What to do when you get thousands of results from a search, most of which is not relevant or useful? Try using Boolean operators to narrow your results.

How to use Boolean operators.

Infographic source Prince George's Community College Library.

​To sum up --

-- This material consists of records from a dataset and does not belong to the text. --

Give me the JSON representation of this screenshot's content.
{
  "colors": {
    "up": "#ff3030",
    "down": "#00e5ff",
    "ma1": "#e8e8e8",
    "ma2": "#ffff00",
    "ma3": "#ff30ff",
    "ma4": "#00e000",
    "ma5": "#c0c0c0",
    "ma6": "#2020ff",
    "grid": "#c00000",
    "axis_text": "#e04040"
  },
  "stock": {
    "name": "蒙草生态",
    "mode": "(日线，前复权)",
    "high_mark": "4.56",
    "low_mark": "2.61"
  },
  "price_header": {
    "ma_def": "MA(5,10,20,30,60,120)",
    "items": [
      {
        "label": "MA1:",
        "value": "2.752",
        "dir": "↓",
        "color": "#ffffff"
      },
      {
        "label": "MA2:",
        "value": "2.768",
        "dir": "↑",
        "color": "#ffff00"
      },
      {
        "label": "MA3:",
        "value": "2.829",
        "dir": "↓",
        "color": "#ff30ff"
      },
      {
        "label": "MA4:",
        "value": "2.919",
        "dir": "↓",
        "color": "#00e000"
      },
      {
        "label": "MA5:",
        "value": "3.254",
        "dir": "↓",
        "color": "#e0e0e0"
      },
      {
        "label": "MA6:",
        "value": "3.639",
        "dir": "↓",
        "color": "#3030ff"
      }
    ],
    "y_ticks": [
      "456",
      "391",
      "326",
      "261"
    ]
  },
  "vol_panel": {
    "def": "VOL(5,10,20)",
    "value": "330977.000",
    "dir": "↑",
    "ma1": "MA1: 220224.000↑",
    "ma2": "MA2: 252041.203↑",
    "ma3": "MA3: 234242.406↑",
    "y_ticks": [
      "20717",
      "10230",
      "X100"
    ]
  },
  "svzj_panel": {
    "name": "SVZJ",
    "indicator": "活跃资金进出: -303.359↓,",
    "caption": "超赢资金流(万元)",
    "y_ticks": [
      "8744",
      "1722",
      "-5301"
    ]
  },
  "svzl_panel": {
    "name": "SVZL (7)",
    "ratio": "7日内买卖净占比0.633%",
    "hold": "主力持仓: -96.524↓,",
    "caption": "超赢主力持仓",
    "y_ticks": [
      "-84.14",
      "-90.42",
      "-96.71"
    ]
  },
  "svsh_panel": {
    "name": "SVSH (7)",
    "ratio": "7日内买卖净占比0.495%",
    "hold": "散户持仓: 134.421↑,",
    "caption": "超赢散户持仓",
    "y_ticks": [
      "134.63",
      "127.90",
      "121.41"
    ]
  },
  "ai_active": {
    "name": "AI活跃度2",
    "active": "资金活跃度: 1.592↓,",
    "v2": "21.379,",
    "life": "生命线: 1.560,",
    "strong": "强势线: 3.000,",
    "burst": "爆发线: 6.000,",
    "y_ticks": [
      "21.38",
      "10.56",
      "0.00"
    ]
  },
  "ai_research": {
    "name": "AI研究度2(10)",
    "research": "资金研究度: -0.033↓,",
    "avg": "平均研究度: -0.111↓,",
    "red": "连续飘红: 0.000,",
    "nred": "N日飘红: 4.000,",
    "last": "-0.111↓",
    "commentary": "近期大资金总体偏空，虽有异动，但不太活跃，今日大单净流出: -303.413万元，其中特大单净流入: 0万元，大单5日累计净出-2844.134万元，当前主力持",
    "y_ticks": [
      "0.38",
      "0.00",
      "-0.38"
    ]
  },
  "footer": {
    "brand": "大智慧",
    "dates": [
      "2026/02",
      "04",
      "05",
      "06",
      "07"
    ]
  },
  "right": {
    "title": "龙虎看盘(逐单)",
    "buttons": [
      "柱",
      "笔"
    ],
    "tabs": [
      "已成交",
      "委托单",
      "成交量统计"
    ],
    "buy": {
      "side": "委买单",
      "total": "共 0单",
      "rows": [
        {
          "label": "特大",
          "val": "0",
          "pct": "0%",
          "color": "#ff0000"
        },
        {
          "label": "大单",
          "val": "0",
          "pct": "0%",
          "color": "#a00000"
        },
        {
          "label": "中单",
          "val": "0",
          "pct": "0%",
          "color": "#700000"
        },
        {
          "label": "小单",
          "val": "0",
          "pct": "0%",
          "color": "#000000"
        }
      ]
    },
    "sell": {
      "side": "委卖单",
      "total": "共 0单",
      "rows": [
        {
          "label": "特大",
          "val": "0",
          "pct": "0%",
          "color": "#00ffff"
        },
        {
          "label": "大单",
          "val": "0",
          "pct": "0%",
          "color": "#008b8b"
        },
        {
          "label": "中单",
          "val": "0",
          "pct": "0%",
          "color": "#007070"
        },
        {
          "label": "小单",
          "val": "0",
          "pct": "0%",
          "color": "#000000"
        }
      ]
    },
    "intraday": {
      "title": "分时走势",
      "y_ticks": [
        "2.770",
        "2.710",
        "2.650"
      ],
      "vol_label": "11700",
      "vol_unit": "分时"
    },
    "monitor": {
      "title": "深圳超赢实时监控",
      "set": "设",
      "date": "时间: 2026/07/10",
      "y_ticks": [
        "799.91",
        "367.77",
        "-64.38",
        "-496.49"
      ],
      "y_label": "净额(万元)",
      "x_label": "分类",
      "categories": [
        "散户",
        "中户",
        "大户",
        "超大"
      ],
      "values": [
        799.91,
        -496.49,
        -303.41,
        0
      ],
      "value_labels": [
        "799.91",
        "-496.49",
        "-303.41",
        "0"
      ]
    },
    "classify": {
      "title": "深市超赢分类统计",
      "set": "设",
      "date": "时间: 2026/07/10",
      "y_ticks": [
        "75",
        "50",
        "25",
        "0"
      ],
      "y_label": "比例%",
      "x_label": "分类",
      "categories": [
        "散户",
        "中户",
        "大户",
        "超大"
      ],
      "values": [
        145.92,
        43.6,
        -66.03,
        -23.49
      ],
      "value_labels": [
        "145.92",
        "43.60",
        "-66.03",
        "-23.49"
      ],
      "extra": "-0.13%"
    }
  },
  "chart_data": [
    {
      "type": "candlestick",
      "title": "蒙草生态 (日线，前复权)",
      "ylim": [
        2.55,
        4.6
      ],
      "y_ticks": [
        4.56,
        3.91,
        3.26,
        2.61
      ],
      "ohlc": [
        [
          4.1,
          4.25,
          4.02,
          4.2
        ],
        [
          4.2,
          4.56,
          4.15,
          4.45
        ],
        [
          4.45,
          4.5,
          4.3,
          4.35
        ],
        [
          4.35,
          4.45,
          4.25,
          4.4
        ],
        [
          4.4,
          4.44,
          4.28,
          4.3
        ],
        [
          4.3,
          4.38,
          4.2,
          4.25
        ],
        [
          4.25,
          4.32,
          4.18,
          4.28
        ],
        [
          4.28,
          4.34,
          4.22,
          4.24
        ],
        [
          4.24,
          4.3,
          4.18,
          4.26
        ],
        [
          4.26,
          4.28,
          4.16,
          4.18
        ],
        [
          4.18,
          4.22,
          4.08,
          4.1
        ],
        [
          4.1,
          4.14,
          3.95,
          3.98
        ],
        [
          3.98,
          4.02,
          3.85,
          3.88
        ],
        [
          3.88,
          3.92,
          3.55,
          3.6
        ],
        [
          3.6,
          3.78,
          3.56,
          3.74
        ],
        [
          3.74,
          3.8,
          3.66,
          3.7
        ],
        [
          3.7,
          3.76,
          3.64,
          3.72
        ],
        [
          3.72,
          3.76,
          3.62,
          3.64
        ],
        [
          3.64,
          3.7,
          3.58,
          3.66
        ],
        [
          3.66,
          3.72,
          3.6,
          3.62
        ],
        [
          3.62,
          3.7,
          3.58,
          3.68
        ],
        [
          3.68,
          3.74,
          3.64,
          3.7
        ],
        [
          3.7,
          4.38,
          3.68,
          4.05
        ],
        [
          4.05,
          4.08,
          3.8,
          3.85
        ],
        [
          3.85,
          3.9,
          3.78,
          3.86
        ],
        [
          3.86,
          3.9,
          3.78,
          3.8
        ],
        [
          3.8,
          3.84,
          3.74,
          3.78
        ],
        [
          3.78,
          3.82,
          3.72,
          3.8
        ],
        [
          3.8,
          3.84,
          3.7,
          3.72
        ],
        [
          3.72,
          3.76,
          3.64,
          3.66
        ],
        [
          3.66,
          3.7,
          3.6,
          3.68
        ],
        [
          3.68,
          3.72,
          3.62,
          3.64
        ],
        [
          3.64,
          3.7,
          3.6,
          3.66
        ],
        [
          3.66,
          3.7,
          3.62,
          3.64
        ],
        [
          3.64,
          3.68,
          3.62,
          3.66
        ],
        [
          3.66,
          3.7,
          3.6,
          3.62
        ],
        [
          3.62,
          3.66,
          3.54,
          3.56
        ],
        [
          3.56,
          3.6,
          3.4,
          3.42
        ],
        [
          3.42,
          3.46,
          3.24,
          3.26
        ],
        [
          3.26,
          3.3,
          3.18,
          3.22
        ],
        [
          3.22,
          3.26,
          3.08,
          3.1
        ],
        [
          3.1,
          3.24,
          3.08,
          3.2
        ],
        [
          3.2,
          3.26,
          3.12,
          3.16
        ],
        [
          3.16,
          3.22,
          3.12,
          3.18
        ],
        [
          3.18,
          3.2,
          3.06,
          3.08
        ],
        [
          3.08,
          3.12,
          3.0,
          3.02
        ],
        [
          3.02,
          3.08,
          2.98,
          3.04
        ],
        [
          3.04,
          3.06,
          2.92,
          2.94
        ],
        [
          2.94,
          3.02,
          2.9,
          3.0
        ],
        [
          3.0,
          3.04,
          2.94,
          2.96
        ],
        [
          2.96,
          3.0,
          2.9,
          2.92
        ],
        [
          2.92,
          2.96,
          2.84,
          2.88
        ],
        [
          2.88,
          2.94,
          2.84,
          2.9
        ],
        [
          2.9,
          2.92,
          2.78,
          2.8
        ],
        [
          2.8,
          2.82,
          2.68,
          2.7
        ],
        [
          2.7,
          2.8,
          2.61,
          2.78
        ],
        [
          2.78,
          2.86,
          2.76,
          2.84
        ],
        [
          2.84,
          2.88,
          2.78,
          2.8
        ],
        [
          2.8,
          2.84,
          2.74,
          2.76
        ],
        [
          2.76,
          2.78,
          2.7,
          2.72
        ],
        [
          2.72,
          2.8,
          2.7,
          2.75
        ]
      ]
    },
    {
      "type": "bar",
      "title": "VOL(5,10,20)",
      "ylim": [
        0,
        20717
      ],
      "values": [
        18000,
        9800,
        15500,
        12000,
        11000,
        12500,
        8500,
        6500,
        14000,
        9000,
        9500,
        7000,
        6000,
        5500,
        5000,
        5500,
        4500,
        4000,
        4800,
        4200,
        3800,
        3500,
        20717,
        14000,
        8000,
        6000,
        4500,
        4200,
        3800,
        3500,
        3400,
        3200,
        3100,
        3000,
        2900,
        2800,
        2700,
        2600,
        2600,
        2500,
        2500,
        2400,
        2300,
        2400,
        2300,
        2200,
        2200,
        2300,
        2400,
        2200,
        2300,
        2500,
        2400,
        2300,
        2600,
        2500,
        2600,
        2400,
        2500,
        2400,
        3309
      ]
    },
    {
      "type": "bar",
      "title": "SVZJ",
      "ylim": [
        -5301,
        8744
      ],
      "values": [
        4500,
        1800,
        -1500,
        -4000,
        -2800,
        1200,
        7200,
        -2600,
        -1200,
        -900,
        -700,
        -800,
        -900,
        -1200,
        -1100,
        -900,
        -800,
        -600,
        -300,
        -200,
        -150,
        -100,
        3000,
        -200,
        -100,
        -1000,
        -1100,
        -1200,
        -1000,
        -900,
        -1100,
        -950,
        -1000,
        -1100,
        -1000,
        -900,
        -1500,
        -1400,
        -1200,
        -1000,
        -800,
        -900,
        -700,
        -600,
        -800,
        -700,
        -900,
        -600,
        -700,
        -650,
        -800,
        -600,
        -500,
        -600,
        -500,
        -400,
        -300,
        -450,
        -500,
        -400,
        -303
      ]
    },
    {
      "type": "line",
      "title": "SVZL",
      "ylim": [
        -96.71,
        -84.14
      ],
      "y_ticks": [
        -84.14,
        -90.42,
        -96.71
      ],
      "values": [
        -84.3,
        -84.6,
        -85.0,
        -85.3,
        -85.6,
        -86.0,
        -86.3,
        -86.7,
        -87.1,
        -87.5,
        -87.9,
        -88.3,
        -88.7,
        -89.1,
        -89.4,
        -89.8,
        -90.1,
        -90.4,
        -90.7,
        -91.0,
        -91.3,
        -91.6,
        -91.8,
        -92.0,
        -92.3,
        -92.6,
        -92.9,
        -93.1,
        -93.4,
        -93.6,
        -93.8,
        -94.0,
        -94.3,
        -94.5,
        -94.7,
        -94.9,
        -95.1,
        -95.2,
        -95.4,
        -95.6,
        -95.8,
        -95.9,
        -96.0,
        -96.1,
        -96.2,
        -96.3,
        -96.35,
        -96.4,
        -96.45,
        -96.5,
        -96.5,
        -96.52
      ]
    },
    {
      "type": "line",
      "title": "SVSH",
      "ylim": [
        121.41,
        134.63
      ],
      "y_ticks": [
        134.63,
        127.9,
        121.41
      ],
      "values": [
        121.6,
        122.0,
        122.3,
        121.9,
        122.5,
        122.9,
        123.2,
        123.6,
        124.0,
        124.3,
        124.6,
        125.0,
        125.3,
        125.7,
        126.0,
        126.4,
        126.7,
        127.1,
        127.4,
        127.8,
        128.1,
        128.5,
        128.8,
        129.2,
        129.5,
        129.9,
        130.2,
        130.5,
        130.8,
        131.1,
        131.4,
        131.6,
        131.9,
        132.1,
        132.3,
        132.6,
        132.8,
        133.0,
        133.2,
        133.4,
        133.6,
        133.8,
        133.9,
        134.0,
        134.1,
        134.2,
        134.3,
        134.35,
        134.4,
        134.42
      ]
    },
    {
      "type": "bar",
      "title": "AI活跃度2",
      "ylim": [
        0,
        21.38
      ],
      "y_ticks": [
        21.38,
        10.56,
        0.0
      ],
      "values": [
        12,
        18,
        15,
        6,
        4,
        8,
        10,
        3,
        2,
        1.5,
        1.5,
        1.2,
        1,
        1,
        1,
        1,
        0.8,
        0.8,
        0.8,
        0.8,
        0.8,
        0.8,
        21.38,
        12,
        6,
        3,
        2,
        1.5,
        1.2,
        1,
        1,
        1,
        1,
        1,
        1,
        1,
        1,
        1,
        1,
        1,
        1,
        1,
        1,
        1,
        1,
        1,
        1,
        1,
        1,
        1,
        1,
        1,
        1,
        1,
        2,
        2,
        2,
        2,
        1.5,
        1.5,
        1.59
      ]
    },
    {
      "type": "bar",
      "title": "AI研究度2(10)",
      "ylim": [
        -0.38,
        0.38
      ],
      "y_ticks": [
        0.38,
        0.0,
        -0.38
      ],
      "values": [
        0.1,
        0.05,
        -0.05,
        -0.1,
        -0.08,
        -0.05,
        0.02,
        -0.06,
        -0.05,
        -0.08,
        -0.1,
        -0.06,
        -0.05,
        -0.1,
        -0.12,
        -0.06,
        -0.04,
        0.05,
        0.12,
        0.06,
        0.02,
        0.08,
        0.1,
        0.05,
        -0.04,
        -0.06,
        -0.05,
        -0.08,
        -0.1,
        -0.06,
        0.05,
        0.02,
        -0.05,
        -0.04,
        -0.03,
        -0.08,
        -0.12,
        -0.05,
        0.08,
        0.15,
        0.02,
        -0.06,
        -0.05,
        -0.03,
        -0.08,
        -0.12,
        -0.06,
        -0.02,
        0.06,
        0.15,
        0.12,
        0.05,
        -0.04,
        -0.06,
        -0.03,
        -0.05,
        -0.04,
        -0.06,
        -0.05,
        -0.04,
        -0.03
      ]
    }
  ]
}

  • AND - looks for ALL the terms in your search, in any order. It is the default for most databases. If you don't type AND in between your terms, the database will automatically do it.
  • OR - looks for ANY of the terms in your search. It is used to group synonyms together. Normally when you have a single search box, you put the synonyms within parentheses, e.g. (adolescents OR teenagers OR youth). If you have multiple search lines, you can put the synonymous terms altogether on one line.
  • NOT - will exclude certain terms, and is normally used at the end of a search statement. For example, pharmaceuticals NOT illegal. ​Use this operator with care, because it may exclude some relevant sources.
  • " " - quotes are used to search an exact phrase using two or more keywords.
  • * -  truncate to find any ending of a root word. (teen*, teens, teenager)

Source Andruss Library - Bloomsburg University